Despite Mega offering 50GB of free storage for free alongside a cheap Pro membership, some would argue that due to their ongoing legal problems, choosing to store data on MEGA is not not as secure as it might be using other providers. Vikram Kumar, CEO at Mega Limited, comments: “This is a matter of perception rather than reality. Over time, Mega will store every file in at least two different locations (jurisdictions) which will give even more legal and technical security of user data.”
Currently, Mega has leased servers in Germany. They opt not to operate in the U.S. since they think the implementation of laws in that country are not favorable for any Internet company.
When choosing a cloud storage provider, users usually think about what type of content can be uploaded. Mega doesn’t limit the type of data that can be stored. Copyright infringement claims are taken seriously as Kumar explains: “Copyright owners or their agents need to notify Mega of any alleged copyright infringement. They can provide such DMCA-style takedown requests via a specific form on Mega’s website. If all the required information is provided, Mega will promptly take down the link or file as requested. Mega will also inform the user of the action so that the user has an opportunity to follow up if appropriate.”

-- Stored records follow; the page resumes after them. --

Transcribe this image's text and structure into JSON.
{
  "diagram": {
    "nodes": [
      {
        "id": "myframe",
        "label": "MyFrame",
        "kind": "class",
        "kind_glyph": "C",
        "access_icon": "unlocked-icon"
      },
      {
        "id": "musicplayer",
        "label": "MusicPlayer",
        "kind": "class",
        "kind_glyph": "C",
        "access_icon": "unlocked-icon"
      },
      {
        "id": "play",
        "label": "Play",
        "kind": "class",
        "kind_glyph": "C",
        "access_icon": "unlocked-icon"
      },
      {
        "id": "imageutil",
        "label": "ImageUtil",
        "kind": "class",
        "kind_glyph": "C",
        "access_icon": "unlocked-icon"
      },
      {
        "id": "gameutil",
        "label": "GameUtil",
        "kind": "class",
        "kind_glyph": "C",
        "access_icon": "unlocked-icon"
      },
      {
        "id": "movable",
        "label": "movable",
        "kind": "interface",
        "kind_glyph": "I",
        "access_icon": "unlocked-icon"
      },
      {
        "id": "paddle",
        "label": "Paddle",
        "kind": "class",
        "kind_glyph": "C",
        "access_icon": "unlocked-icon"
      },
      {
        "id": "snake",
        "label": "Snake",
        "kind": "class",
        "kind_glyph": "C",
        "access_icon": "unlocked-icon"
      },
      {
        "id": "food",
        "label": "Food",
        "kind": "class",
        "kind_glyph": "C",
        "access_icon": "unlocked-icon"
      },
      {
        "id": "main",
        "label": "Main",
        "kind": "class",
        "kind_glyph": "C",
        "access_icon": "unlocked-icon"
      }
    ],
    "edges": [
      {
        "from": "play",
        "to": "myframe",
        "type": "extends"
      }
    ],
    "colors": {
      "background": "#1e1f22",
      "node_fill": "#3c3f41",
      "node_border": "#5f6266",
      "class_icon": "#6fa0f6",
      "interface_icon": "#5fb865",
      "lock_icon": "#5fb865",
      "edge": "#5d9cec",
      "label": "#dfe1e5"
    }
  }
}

When it comes to privacy, Mega wants the data safe from prying eyes. “Mega’s aim is to make encryption/decryption fast and automatic so that people do not have to take extra steps to be secure and keep their data private. The encryption key is controlled by the user’s password. No downloads or plugins are required. Encryption/decryption is done on the fly, as files are uploaded and downloaded. All of this makes Mega secure in theory and practice,” comments Kumar.
In an unusual move for a cloud storage provider, Mega has launched a vulnerability reward program that renumerates the report of a previously unknown security-relevant bug or design flaw. They offer up to 10,000 EUR per bug and nine rewards have already been given out.
Registration is fast and simple. All you need is a working e-mail address, and in minutes you get 50GB of free storage. This is more than most cloud storage providers offer on a free plan. Pro accounts are available, and are cheaper than the competition – for example, you can get 2TB of storage for 199.99 EUR per year.
The page showing your account information is exceedingly simple yet informative. It offers all you need to know at a glance and enables fast decision making if you want to upgrade to a Pro account.
The clear design choice is visible also on the page you’ll be using most often – the file manager. You can view images as a list of as a set of thumbnails. This is especially helpful when dealing with a collection of photos:
Working with files (and sharing them) is straightforward, a right-click brings the options you need:
Nowadays, cloud storage services are clearly finding their way into the daily workflow of the average computer user. In order to make Mega even more appealing to a global audience, its creators have translated it to a variety of languages, thus making it easier to use.
Despite initial hiccups with the service, as a vast number of people flocked to open an account. During my usage Mega proved to be as reliable as any other cloud storage service I’ve used before.
There are still improvements to be made, like dedicated apps for mobile devices, but the great amount of free storage will certainly appeal to most users.